### EXERCISE DESCRIPTION
Please reproduce all the records exactly while leaving out their pictures.

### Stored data
****************************************

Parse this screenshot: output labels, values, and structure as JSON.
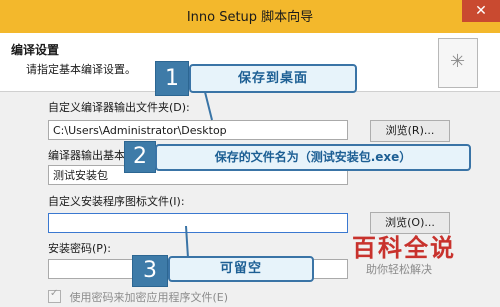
{
  "window": {
    "title": "Inno Setup 脚本向导",
    "close_symbol": "✕"
  },
  "header": {
    "title": "编译设置",
    "subtitle": "请指定基本编译设置。",
    "wizard_icon_symbol": "✳"
  },
  "fields": {
    "output_folder": {
      "label": "自定义编译器输出文件夹(D):",
      "value": "C:\\Users\\Administrator\\Desktop",
      "browse_label": "浏览(R)..."
    },
    "output_basename": {
      "label": "编译器输出基本文件名(E):",
      "value": "测试安装包"
    },
    "setup_icon": {
      "label": "自定义安装程序图标文件(I):",
      "value": "",
      "browse_label": "浏览(O)..."
    },
    "password": {
      "label": "安装密码(P):",
      "value": ""
    },
    "encrypt": {
      "label": "使用密码来加密应用程序文件(E)",
      "checked": true,
      "enabled": false
    }
  },
  "callouts": [
    {
      "number": "1",
      "text": "保存到桌面"
    },
    {
      "number": "2",
      "text": "保存的文件名为（测试安装包.exe）"
    },
    {
      "number": "3",
      "text": "可留空"
    }
  ],
  "watermark": {
    "main": "百科全说",
    "sub": "助你轻松解决"
  },
  "colors": {
    "title_bar": "#f3b82c",
    "close_button": "#c94a30",
    "callout_border": "#3a74a6",
    "callout_fill": "#e7f3fa",
    "callout_number_fill": "#3e7ba8",
    "watermark_red": "#c8322d"
  }
}
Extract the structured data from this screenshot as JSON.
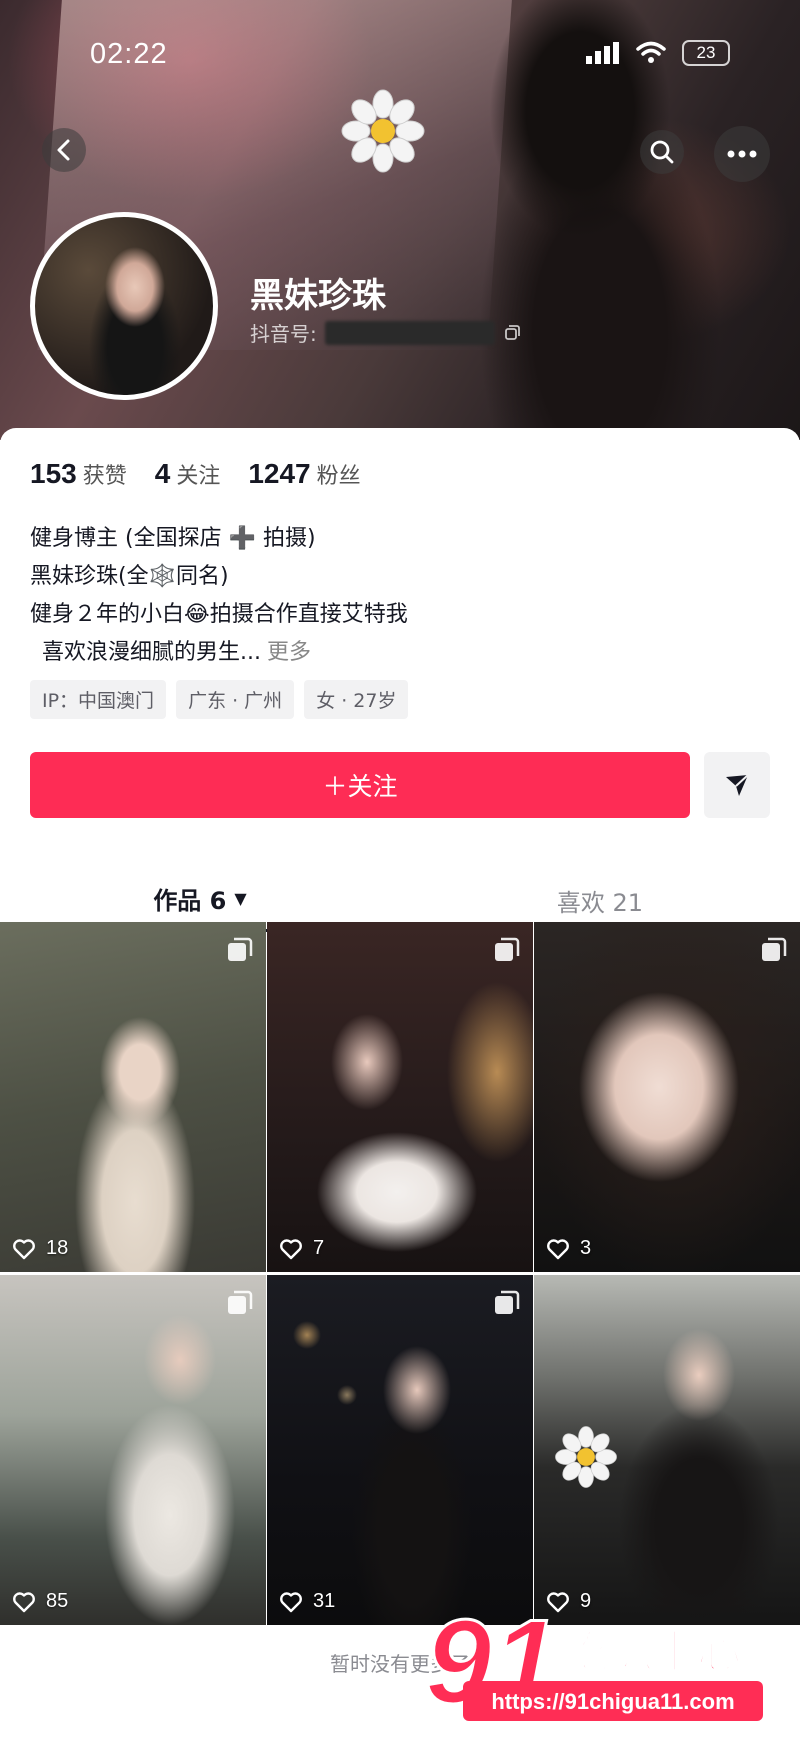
{
  "status_bar": {
    "time": "02:22",
    "battery": "23"
  },
  "profile": {
    "nickname": "黑妹珍珠",
    "douyin_id_label": "抖音号:"
  },
  "stats": [
    {
      "value": "153",
      "label": "获赞"
    },
    {
      "value": "4",
      "label": "关注"
    },
    {
      "value": "1247",
      "label": "粉丝"
    }
  ],
  "bio": {
    "line1": "健身博主 (全国探店 ➕ 拍摄)",
    "line2": "黑妹珍珠(全🕸️同名)",
    "line3": "健身２年的小白😂拍摄合作直接艾特我",
    "line4": "喜欢浪漫细腻的男生...",
    "more": "更多"
  },
  "tags": [
    "IP：中国澳门",
    "广东 · 广州",
    "女 · 27岁"
  ],
  "follow_button": "＋关注",
  "tabs": [
    {
      "label": "作品 6",
      "active": true
    },
    {
      "label": "喜欢 21",
      "active": false
    }
  ],
  "videos": [
    {
      "likes": "18",
      "multi": true
    },
    {
      "likes": "7",
      "multi": true
    },
    {
      "likes": "3",
      "multi": true
    },
    {
      "likes": "85",
      "multi": true
    },
    {
      "likes": "31",
      "multi": true
    },
    {
      "likes": "9",
      "multi": false
    }
  ],
  "footer_note": "暂时没有更多了",
  "watermark": {
    "brand_number": "91",
    "brand_text": "吃瓜中心",
    "url": "https://91chigua11.com"
  },
  "colors": {
    "accent": "#fe2c55",
    "text": "#161823",
    "muted": "#8a8b91"
  }
}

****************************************

### EXERCISE RESULT
Parse this screenshot: output labels, values, and structure as JSON.
{
  "window": {
    "title": "Inno Setup 脚本向导",
    "close_symbol": "✕"
  },
  "header": {
    "title": "编译设置",
    "subtitle": "请指定基本编译设置。",
    "wizard_icon_symbol": "✳"
  },
  "fields": {
    "output_folder": {
      "label": "自定义编译器输出文件夹(D):",
      "value": "C:\\Users\\Administrator\\Desktop",
      "browse_label": "浏览(R)..."
    },
    "output_basename": {
      "label": "编译器输出基本文件名(E):",
      "value": "测试安装包"
    },
    "setup_icon": {
      "label": "自定义安装程序图标文件(I):",
      "value": "",
      "browse_label": "浏览(O)..."
    },
    "password": {
      "label": "安装密码(P):",
      "value": ""
    },
    "encrypt": {
      "label": "使用密码来加密应用程序文件(E)",
      "checked": true,
      "enabled": false
    }
  },
  "callouts": [
    {
      "number": "1",
      "text": "保存到桌面"
    },
    {
      "number": "2",
      "text": "保存的文件名为（测试安装包.exe）"
    },
    {
      "number": "3",
      "text": "可留空"
    }
  ],
  "watermark": {
    "main": "百科全说",
    "sub": "助你轻松解决"
  },
  "colors": {
    "title_bar": "#f3b82c",
    "close_button": "#c94a30",
    "callout_border": "#3a74a6",
    "callout_fill": "#e7f3fa",
    "callout_number_fill": "#3e7ba8",
    "watermark_red": "#c8322d"
  }
}
Extract the structured data from this screenshot as JSON.
{
  "status_bar": {
    "time": "02:22",
    "battery": "23"
  },
  "profile": {
    "nickname": "黑妹珍珠",
    "douyin_id_label": "抖音号:"
  },
  "stats": [
    {
      "value": "153",
      "label": "获赞"
    },
    {
      "value": "4",
      "label": "关注"
    },
    {
      "value": "1247",
      "label": "粉丝"
    }
  ],
  "bio": {
    "line1": "健身博主 (全国探店 ➕ 拍摄)",
    "line2": "黑妹珍珠(全🕸️同名)",
    "line3": "健身２年的小白😂拍摄合作直接艾特我",
    "line4": "喜欢浪漫细腻的男生...",
    "more": "更多"
  },
  "tags": [
    "IP：中国澳门",
    "广东 · 广州",
    "女 · 27岁"
  ],
  "follow_button": "＋关注",
  "tabs": [
    {
      "label": "作品 6",
      "active": true
    },
    {
      "label": "喜欢 21",
      "active": false
    }
  ],
  "videos": [
    {
      "likes": "18",
      "multi": true
    },
    {
      "likes": "7",
      "multi": true
    },
    {
      "likes": "3",
      "multi": true
    },
    {
      "likes": "85",
      "multi": true
    },
    {
      "likes": "31",
      "multi": true
    },
    {
      "likes": "9",
      "multi": false
    }
  ],
  "footer_note": "暂时没有更多了",
  "watermark": {
    "brand_number": "91",
    "brand_text": "吃瓜中心",
    "url": "https://91chigua11.com"
  },
  "colors": {
    "accent": "#fe2c55",
    "text": "#161823",
    "muted": "#8a8b91"
  }
}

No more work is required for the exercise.